Adjusting the Effect of Baseline Differences Between Groups in Trials with Which Have Two or More Groups

Ankarali H., Ankarali S.

TURKIYE KLINIKLERI TIP BILIMLERI DERGISI, vol.29, no.1, pp.91-98, 2009 (Peer-Reviewed Journal) identifier identifier identifier

  • Publication Type: Article / Article
  • Volume: 29 Issue: 1
  • Publication Date: 2009
  • Doi Number: 10.1016/j.scitotenv.2019.03.440
  • Journal Indexes: Science Citation Index Expanded, Scopus
  • Page Numbers: pp.91-98
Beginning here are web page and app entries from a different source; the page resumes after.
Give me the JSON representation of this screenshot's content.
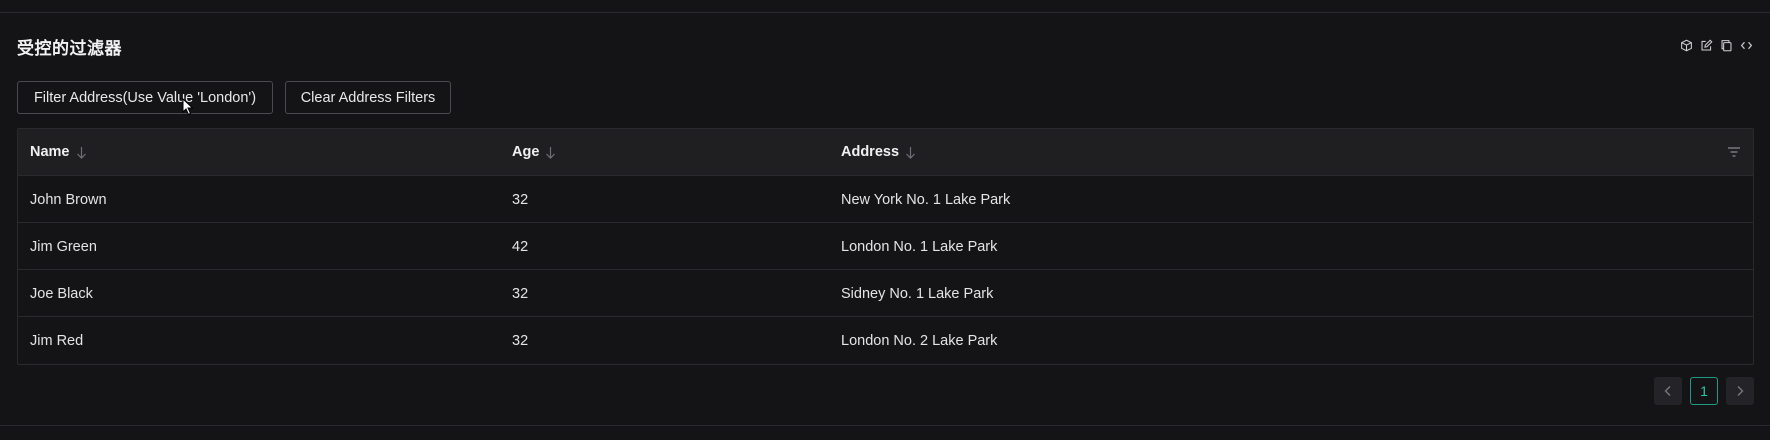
{
  "demo": {
    "title": "受控的过滤器"
  },
  "toolbar_icons": [
    "codesandbox-icon",
    "edit-icon",
    "copy-icon",
    "code-icon"
  ],
  "buttons": {
    "filter_label": "Filter Address(Use Value 'London')",
    "clear_label": "Clear Address Filters"
  },
  "table": {
    "columns": [
      "Name",
      "Age",
      "Address"
    ],
    "rows": [
      {
        "name": "John Brown",
        "age": "32",
        "address": "New York No. 1 Lake Park"
      },
      {
        "name": "Jim Green",
        "age": "42",
        "address": "London No. 1 Lake Park"
      },
      {
        "name": "Joe Black",
        "age": "32",
        "address": "Sidney No. 1 Lake Park"
      },
      {
        "name": "Jim Red",
        "age": "32",
        "address": "London No. 2 Lake Park"
      }
    ]
  },
  "pagination": {
    "current_page": "1",
    "prev_icon": "chevron-left-icon",
    "next_icon": "chevron-right-icon"
  },
  "colors": {
    "background": "#141416",
    "accent": "#2bc7a8",
    "border": "#2a2a2e"
  }
}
Objective: In many clinical and experimental trials, researchers assess the effect of treatment by measuring the value of a continuous variable before and after the treatment. If there is an imbalance in baseline values between groups, some statistical comparisons may result with mistakes in estimation of the treatment effect. The aim of this study was to explain which statistical methods were more suitable in the estimation of the treatment effect when there was an imbalance for the baseline values between groups. Material and Methods: Different statistical methods, which are used in estimation of treatment effects, were briefly explained and were applied to a hypothetical data set, which had significant differences between groups according to baseline values of the related variable. In addition, a limited simulation study for several conditions was carried out to determine suitable statistical methods. Results: Baseline values were different between two groups and correlation was low between baseline and follow up values of related variable in each group for hypothetical data set. In this condition, comparison of simple differences between baseline and follow up values was the best method for the estimation of treatment effect. In the simulation study, the power of the test for simple differences was higher (85%) than the value in the analysis of covariance (40%) when correlations were low and sample sizes were small in each group. Moreover, the powers of these two tests were high and similar to each other, when sample sizes were moderate. When the correlation was high, the powers of both tests were high in both small and moderate sample sizes. Conclusion: The presence of a significant difference should be sought between groups according to baseline values of the related variable even though groups are randomly assigned. In addition, the degree of the correlation between baseline and follow up values should be taken into consideration. When significant differences exist between baseline values and the correlation is low, we suggest that the classical methods should be used to determine the significance of the effect; however, when the correlation is high, covariance analysis is a suitable method.